Employers are increasingly using AI tools during the recruitment process to:
At this early stage in the development of AI, employers should err on the side of caution as AI tools lack human intuition, which could cause issues when an employer is trying to justify their selection decisions. If an employer decides to use AI software, it must have a clear understanding of the algorithm they are using and how it works. There are obvious benefits to using AI, not least its capacity to efficiently review a large volume of applications and its apparent ability to make unbiased decisions during the recruitment process. However, it also comes with significant risk.
The main legal issue in using AI during the recruitment process is the potential for possible unlawful discrimination arising out of unfair decision-making.
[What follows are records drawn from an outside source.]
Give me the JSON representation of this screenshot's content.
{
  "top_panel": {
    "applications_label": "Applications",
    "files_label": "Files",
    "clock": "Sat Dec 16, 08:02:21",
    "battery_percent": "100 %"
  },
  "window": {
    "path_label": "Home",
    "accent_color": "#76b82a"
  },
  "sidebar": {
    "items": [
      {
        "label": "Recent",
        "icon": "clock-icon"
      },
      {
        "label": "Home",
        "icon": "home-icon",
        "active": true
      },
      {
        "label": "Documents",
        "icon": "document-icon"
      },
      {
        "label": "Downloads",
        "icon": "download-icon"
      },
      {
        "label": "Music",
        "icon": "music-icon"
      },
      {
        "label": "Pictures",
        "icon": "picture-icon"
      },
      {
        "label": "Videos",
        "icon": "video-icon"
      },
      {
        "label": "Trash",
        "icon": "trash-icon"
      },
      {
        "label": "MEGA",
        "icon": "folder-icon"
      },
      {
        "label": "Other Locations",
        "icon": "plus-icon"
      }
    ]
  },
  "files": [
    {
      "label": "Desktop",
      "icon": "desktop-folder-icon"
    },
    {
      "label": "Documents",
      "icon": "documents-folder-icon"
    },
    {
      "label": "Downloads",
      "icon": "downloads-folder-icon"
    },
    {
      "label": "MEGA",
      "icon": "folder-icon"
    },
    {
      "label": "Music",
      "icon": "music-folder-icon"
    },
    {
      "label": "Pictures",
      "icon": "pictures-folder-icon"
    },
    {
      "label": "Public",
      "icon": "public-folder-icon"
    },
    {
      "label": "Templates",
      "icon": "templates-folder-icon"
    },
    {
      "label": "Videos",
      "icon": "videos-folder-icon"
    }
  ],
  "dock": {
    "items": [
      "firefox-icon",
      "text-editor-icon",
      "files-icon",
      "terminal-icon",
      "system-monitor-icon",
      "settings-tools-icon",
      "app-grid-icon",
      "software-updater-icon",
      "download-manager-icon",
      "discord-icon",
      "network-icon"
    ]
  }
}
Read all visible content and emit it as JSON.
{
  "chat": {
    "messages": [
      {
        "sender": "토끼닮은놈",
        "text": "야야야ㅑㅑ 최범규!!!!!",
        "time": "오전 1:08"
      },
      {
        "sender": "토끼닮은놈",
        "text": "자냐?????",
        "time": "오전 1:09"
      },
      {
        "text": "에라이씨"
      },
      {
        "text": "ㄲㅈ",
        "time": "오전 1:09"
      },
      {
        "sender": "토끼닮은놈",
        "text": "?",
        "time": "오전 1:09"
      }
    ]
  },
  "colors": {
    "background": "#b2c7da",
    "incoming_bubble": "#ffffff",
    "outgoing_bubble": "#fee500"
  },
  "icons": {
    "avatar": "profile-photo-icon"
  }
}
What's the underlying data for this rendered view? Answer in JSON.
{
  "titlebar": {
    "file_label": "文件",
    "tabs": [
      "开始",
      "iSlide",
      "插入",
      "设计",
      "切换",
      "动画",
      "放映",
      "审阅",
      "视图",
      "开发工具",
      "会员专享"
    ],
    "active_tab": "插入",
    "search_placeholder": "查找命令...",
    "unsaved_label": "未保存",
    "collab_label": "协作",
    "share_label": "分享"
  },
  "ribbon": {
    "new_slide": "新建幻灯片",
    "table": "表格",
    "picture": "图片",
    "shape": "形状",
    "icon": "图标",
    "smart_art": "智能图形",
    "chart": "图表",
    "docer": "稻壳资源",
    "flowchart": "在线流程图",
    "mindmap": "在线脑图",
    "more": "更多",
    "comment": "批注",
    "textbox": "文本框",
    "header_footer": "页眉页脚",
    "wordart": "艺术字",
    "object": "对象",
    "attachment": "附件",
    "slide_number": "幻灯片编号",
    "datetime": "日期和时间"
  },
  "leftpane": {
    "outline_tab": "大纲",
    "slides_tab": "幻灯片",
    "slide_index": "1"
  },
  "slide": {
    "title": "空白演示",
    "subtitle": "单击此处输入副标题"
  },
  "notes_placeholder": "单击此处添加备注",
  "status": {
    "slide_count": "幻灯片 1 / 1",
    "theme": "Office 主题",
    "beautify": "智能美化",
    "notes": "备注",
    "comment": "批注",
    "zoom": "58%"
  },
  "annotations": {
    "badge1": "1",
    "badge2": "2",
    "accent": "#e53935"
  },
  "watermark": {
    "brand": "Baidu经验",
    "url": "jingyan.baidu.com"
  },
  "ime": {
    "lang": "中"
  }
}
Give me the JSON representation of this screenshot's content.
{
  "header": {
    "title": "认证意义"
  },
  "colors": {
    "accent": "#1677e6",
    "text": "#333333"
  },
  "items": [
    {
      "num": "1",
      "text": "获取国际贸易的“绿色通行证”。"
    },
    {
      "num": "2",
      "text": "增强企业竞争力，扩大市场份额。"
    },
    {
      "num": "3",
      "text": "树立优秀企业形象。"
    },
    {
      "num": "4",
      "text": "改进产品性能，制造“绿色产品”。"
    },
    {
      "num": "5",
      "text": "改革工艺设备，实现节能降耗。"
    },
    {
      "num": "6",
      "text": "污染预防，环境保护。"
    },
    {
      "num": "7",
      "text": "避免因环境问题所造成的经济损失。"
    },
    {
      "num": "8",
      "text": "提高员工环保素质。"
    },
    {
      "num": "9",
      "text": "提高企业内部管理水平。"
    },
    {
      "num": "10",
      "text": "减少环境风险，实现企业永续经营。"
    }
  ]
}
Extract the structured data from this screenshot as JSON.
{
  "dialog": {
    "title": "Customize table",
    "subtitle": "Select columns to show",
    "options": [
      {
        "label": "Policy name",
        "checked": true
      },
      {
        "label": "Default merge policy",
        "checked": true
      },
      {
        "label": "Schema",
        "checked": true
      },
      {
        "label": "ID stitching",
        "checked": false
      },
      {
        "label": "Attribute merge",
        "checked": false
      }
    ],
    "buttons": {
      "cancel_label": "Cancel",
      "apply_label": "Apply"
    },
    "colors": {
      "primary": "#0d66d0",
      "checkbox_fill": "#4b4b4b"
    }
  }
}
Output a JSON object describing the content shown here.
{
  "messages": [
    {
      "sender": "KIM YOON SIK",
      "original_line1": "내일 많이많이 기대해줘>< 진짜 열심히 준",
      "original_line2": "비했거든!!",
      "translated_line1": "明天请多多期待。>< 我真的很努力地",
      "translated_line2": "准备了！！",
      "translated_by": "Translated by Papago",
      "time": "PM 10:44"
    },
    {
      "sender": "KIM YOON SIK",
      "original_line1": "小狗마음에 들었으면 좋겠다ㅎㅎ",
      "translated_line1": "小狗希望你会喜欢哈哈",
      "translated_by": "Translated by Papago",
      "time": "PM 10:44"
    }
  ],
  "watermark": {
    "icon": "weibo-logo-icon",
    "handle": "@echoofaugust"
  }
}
Recently Uber was criticised after its AI facial identification software reportedly failed to accurately identify dark-skinned faces, resulting in many workers being unable to access its app and apply for jobs. Further, Amazon built its own automated CV screening algorithm and trained the algorithm using its recruitment data, collated over ten years. However, given the nature of AI, it analysed Amazon’s previous recruitment decisions and taught itself that male candidates were preferable to female candidates. Due to this, it reportedly penalised CVs that included the words “women’s” and downgraded graduates of certain all-female colleges. Amazon later abandoned their automated CV screening project in 2017. This project demonstrates how algorithms can perpetuate human biases when they are trained to learn from historical approaches to recruitment.
A recent TUC report on the legal implications of using AI found that AI can result in discrimination claims. An algorithm can be seen as a “provision, criterion or practice” within the meaning of equality legislation in place to protect individuals with protected characteristics, i.e. disability, age, sex, etc, for the purpose of bringing an indirect discrimination claim. Indirect discrimination is when a provision, criterion or practice (PCP) has been applied by the employer which puts a particular employee with a protected characteristic at a disadvantage compared to other employees who do not have that protected characteristic. An employer has to prove that the PCP was a proportionate means of achieving a legitimate aim in order to justify its application of AI.
Below are five recommendations employers should consider if using AI during the recruitment process:
Finally, employers will also need to consider the GDPR implications of using AI in recruitment and provide appropriately drafted privacy notices to candidates to comply with Data Protection obligations.
Should you require any information or advice in relation to the matters raised in this article, please do not hesitate to contact our Employment team.
This article has been produced for general information purposes and further advice should be sought from a professional advisor.